Congratulations to our long service award winners including Alison, celebrating 30 years in nursing at Addenbrooke's and Vivien with 20 years as a specialist biomedical scientist.
Alison Clark specialises in paediatric critical care and is lead nurse for the East of England Paediatric Critical Care Operational Delivery Network (PCC ODN), working across 17 Trusts.
Alison shared her story with us.
“I joined the Trust in 1992 as a staff nurse on ward C3 after completing my combined paediatric/adult training at Great Ormond Street Hospital and the Royal Berkshire Hospital.
"As part of my development, I arranged to spend a month on the 4 bedded paediatric intensive care unit (PICU) but found I loved the challenge and decided to stay!
"I progressed to senior staff nurse and then took on a clinical practice facilitator role, providing education to the team. I was involved in the in house transport team for PICU, bringing critically ill children from around the region to PICU.
"In 2004 I moved back to ward C3 as the senior sister where I continued to work until 2019 when I was appointed to my current regional role as lead nurse for PCC ODN.
In my 30 years, I have had the privilege to care for many very special patients and families. Our work on ward C3 often involved supporting babies with extremely complex health needs and a number of them were on the ward for many months at a time.Alison Clark
"I love the variety of my current role which benefits patients and families through ensuring paediatric critical care standards are maintained in whatever environment they are in.
"I have enjoyed working at CUH – the paediatric unit is a small part of the Trust but we have some amazing clinicians and teams within the department
Vivien Mendoza first travelled from the Philippines to work as a nurse in the NHS over 20 years ago.
For the past year, Vivien has been one of three matrons at the NIHR Cambridge Clinical Research Facility (CRF) in the Cambridge Clinical Research Centre (CCRC).

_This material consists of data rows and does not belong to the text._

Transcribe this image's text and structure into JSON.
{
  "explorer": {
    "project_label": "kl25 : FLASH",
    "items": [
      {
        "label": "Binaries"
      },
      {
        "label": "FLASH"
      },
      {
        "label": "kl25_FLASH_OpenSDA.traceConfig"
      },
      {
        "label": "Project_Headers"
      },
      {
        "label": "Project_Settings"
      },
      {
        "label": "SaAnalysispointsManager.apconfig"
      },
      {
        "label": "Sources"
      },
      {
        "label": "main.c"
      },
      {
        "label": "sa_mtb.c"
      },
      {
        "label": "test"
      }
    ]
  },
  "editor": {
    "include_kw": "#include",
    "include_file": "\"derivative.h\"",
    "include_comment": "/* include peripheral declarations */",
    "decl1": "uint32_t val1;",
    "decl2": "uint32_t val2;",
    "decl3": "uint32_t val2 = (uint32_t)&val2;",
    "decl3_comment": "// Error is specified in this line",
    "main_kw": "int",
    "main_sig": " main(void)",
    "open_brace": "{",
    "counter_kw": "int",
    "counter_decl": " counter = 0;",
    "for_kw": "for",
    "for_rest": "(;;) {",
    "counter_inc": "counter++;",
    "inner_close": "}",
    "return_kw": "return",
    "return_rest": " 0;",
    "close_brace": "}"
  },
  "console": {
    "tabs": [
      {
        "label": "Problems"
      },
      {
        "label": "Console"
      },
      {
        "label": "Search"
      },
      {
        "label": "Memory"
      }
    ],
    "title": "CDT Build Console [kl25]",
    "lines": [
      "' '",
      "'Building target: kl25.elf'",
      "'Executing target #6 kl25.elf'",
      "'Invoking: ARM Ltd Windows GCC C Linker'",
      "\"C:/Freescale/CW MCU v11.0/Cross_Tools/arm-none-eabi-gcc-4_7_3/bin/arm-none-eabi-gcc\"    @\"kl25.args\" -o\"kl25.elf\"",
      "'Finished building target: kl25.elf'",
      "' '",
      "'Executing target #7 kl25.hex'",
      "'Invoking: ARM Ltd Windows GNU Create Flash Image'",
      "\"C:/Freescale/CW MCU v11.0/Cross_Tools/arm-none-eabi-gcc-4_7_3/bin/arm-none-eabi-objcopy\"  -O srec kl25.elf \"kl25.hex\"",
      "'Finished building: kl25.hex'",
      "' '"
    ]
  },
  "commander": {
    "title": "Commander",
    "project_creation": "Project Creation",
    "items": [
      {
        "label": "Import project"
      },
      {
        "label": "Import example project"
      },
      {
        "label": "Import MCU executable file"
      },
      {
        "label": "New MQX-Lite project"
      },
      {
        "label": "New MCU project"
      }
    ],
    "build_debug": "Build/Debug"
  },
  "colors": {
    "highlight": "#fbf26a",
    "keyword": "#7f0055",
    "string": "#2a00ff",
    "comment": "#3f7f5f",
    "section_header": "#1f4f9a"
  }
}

Vivien shared her story with us.
"I arrived in UK from the Philippines in October 2001 and started working in the neurosciences department on Ward A4 at Addenbrooke’s.
"A colleague moved to the Clinical Research Facility, in the Addenbrooke's Centre for Clinical Investigation and she encouraged me to work with her.
"At first I was hesitant, but I finally decided to follow my friend in 2009 and was offered a job. I found my whole perception of what it’s like to work in clinical research was completely wrong and this is where my career in clinical research started and I love it."
Getting involved in studies that might lead to a change in patient care or help improve the care given is truly rewarding.Vivien Mendoza
Clare Clark is a paediatric clinical nurse specialist for patients with haematological conditions and for children post bone marrow transplants.
This year Clare is celebrating 20 years’ service with CUH.
Clare shared her story with us.
"I trained as a as a registered general nurse 32 years ago, at the Lister hospital in Stevenage, qualifying in 1993 and taking on a paediatric staff nurse role.
"I started as a staff nurse on the paediatric day unit at CUH in 2001 and from 2009 to 2017 I was the senior sister for the unit. In 2017 I started my current role as paediatric clinical nurse specialist.
"I felt that I could really make a difference to reduce delays in patient care so completed further training in prescribing and clinical assessment modules."
I work very closely with the children and families and am able to support them through some very difficult times.
"The role of a clinical nurse specialist benefits our patients as we are a point of contact for them. We help to reassure families, and support them with difficult news, relieving some of their anxieties, explaining in terms they understand and helping to coordinate care.
"We strive to make a patients journey as smooth as we can, helping to ensure they can get the care they require at home or closer to home if possible."
Gemma Harvey is a specialist biomedical scientist in the haematology laboratory.
This year Gemma is celebrating 20 years of work at CUH.
"I had always wanted to do something science related and was recommended to study biomedical science at a University open day.
"I became a full time medical laboratory assistant (MLA) whilst doing a work based portfolio as an accredited degree and a work based portfolio are required to register with the Health and Care Professions Council (HCPC).
"Then in 2010 I qualified as a biomedical scientist and worked in the main diagnostic lab at Addenbrooke’s, specialising in haematology. I learnt all my haematology knowledge and skills through on the job learning and studying for two work based portfolios."
My role massively benefits patients, yet you would never know I’m here.Gemma Harvey
"Biomedical scientists inform so many clinical teams of complex information and results that directly benefit numerous patients, and the department works 24/7, we work well as a team and need everyone in the teams support.
"There are a lot of interesting cases that we see as part of being a teaching hospital, which I really enjoy being part of, it feels very familiar despite growing bigger and bigger; at least until I have to find somewhere new on the ever expanding site!"
I learn more and more each year and I am proud to work for CUH, it means a lot the 20 year long service award.
You can read more from our Long Service Award winners here.